Long before audiences became fatigued by reboots and superhero movies, the executives at Sony Pictures saw fit to produce a new interpretation of the Spider-Man franchise, complete with a fresh cast and director. While at the time the movie offered a welcome deviation from its contemporaries, it sadly no longer possesses that feeling of awe.
Peter Parker (Andrew Garfield) is a teenager who lives in suburban New York with his Aunt May (Sally Field) and Uncle Ben (Martin Sheen). When not skateboarding or pining for the affections of Gwen Stacy (Emma Stone), his very attractive classmate, he thinks back to the night when he last saw his parents – they died in mysterious circumstances while Peter was only a child.
One day, while clearing out the basement, Peter discovers a briefcase belonging to his late father. Inside the case are research papers co-authored by Curt Connors (Rhys Ifans), who worked with Peter’s father at Oscorp, a scientific research centre. Dr Connors is an amputee who has long been researching how to regenerate human cells, but has made little to no progress since the death of his colleague.
Wanting to learn more about his father, Peter heads to Oscorp Tower, hopeful of getting to speak with Connors. While snooping around the building, Peter enters a secret laboratory where, unfortunately, he meddles with the experiments and is bitten by a radioactive spider. This bite gives Peter super-human reflexes, enormous strength and the ability to cling to any surface or object, powers which prove useful on the crime-ridden New York streets.
Directed by Marc Webb, The Amazing Spider-Man has a sense of earnestness which was sorely lacking in Sam Raimi’s overly-camp Spider-Man trilogy. Central to its success is Andrew Garfield, who is a much better Peter Parker than Tobey Maguire ever was, and a better actor.

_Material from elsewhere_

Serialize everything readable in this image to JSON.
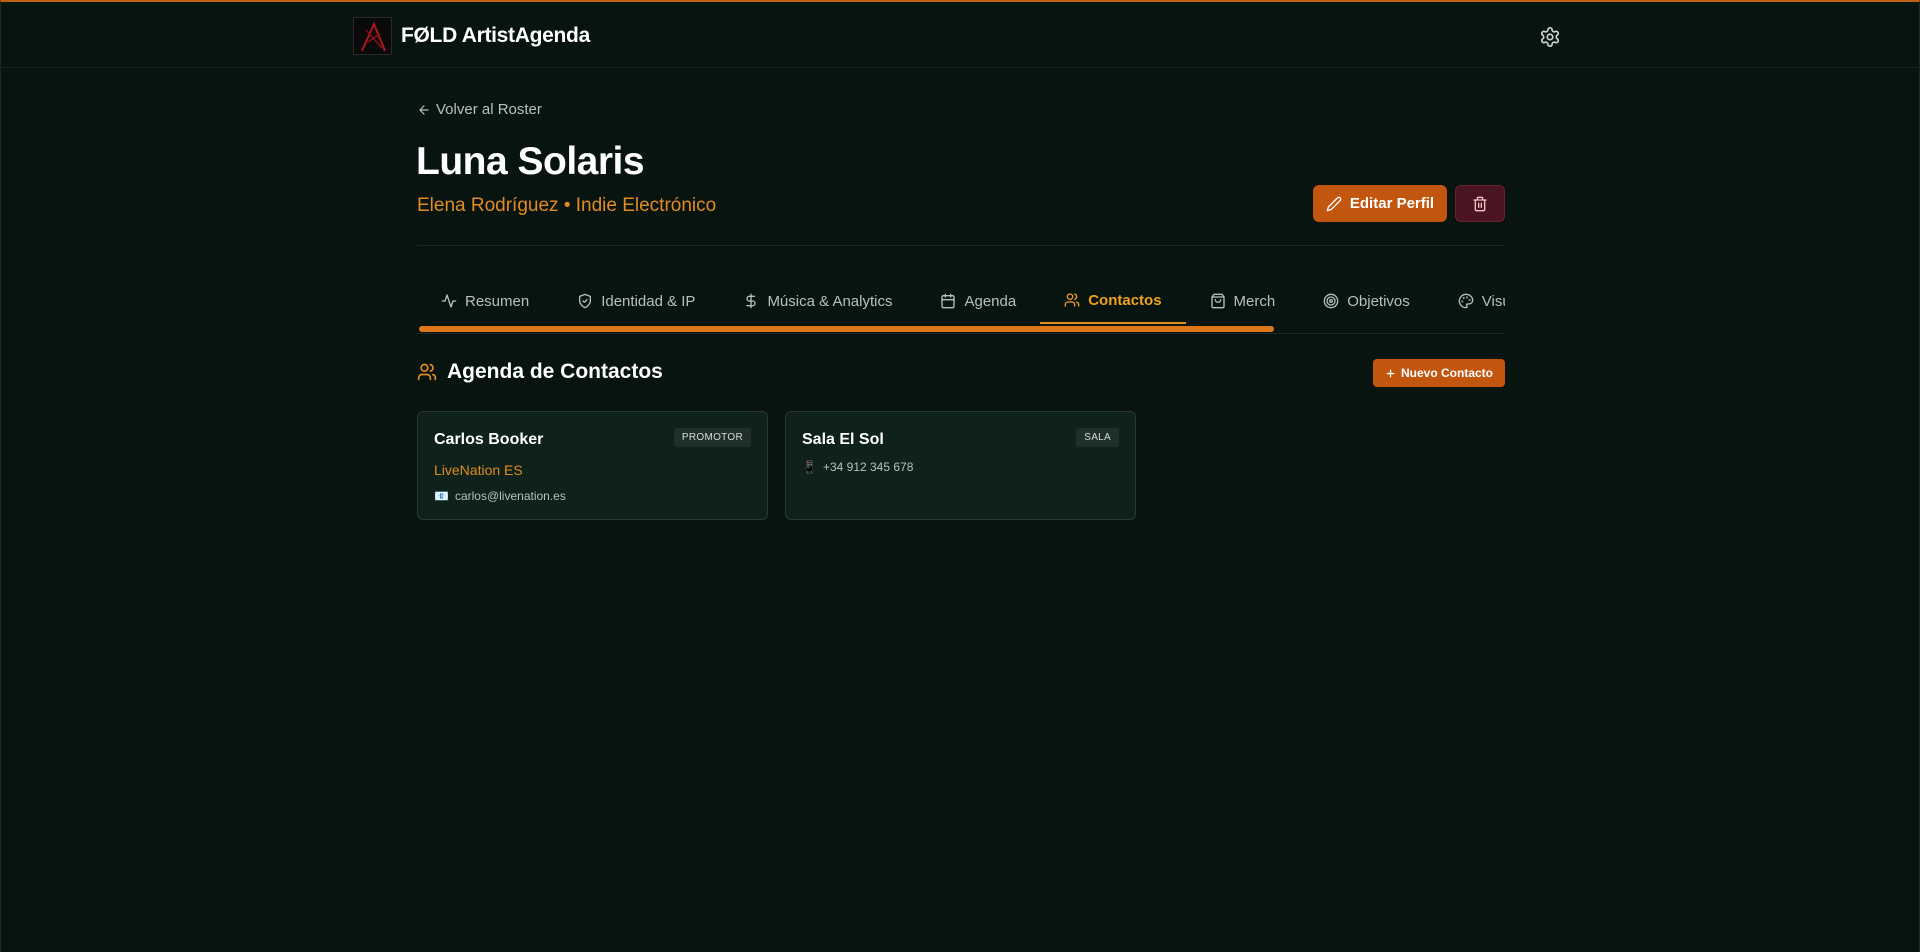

Garfield’s performance has a great depth and sincerity that Maguire wasn’t able to convey.
Another top casting choice is that of Emma Stone, who is wonderful as Gwen Stacy. Stone’s character is better developed than previous love-interest Mary-Jane – who was played by the uncharismatic Kirsten Dunst – and is shown to be a far more resourceful and supportive protagonist. Additionally, Stone and Garfield have a great on-screen chemistry, sharing some of the more tender moments seen in any Marvel film.
Marring these inspired casting choices is the familiar plot, which not only takes inspiration from Raimi’s Spider-Man but from many other superhero movies as well. These discussions about secret identities, the city needing a symbol, and the role of police versus the anonymous crime-fighter are all very interesting, but they have been explored many times before now, and in a better manner by movies like Batman Begins and Iron Man.
A more personal disappointment is the lack of screen-time given to Sally Field and Martin Sheen, two very talented actors who are seen only briefly. There are scenes that have one or both of Peter’s adoptive parents showing concern for his injuries and his tendency to return home late, yet The Amazing Spider-Man doesn’t take time to examine these issues further. And even if such moments aren’t necessary, it wouldn’t hurt to see more interaction between the three.
When it was first released, The Amazing Spider-Man was often criticised for taking itself too seriously and its very open declaration of a sequel, but it was nonetheless appreciated for having a different tone to that of Sam Raimi’s movies. Nowadays though, this same tone only works against The Amazing Spider-Man, starving it of the fun, colourful and exciting action sequences that have made the Disney-owned Marvel Cinematic Universe so popular.
Despite this grievance, and others beside, The Amazing Spider-Man is a very admirable film. Both Garfield and Stone are undoubtedly what make the movie so special, giving great performances and exuding almost-genuine warmth. And whether one appreciates it or not, the mature tone does at least provide an interesting viewing experience.